Here’s what we know so far.
– When did he get infected? –
It’s not possible to know when he was first infected, but he tested positive on Thursday (October 1), according to his spokeswoman Kayleigh McEnany, who has since tested positive herself.
But the White House has not disclosed the date of the president’s last negative test.
– What are his symptoms? –
“High fever,” unusual fatigue and nasal congestion early on, according to his doctor, Sean Conley. The last time he experienced high temperature was Friday.
Trump’s blood oxygen levels twice fell to worrying levels, on Friday and on Saturday, according to the physician. At one stage it fell to 93 percent saturation. Anything below 95 percent indicates at least “moderate” rather than mild Covid-19.
Trump received supplemental oxygen on Friday at the White House, and possibly also Saturday in hospital — his doctor was not entirely clear on the point.
But he has not been on a ventilator, which is reserved for the most serious cases.
He was hospitalized on Friday, October 2, around 6:30pm.
– How is he being treated? –
First a high dose of an experimental antibody treatment developed by the US biotech firm Regeneron, which was administered intravenously at the White House on Friday, according to Conley.
This drug is being studied in clinical trials and hasn’t yet received any form of regulatory approval — but early trial results are promising and last year the company developed an Ebola treatment using the same technology that was proven to work.
He’s on also a five-day course of the antiviral remdesivir, the first medicine to receive emergency approval against Covid-19.
It’s injected intravenously once a day, works by impeding viral replication, and is currently only recommended for patients who have progressed to the later stages of the disease and require supplementary oxygen.

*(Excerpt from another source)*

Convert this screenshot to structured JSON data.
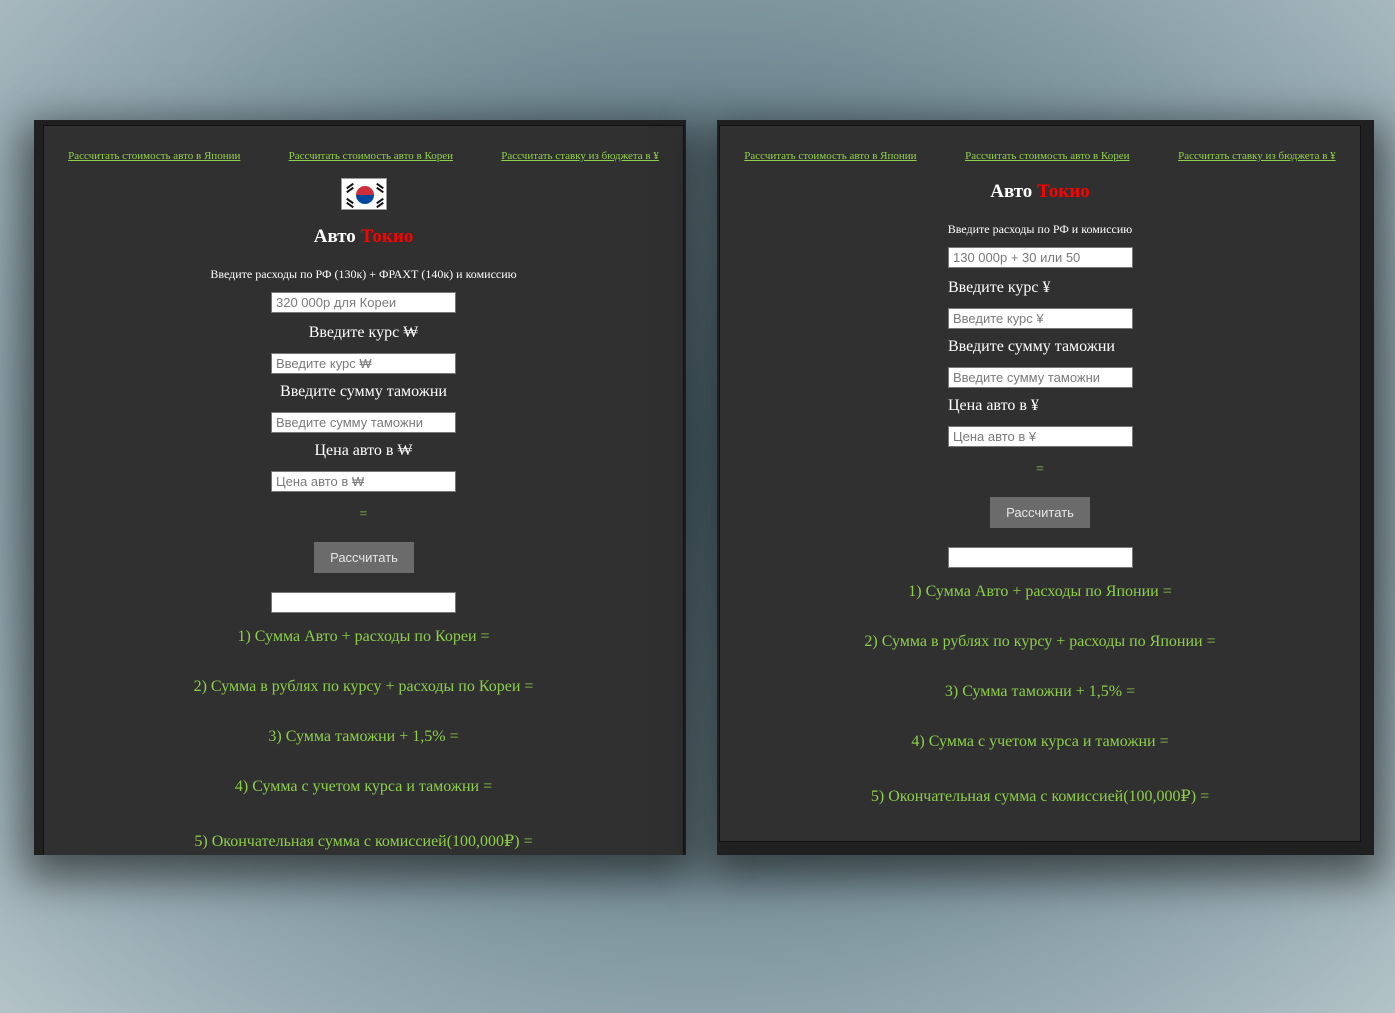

Since Saturday, Trump has been treated using dexamethasone, a corticosteroid intended for hospitalized patients after it was proven in a clinical trial in Britain to reduce mortality.
The drug works by dialing down an abnormal immune response that causes severe inflammation of the organs and lungs, which is how Covid-19 does its greatest damage.
This last development has troubled medical experts the most and raised the possibility that Trump may be sicker than his doctors say.
Or, that Trump might or someone advising him might be leaning on his doctors to give him the “kitchen sink” approach, a phenomenon known in medicine as “VIP syndrome.”
Taking remdesivir and dexamethasone together hasn’t been formally studied, but it is suggested that the two might work together in a complementary rather than opposing fashion and many doctors are pursuing this course.
Conley said that Trump has also recently been taking zinc, vitamin D, famotidine (which can be used against acid reflux), melatonin (usually prescribed for insomnia), and a daily aspirin.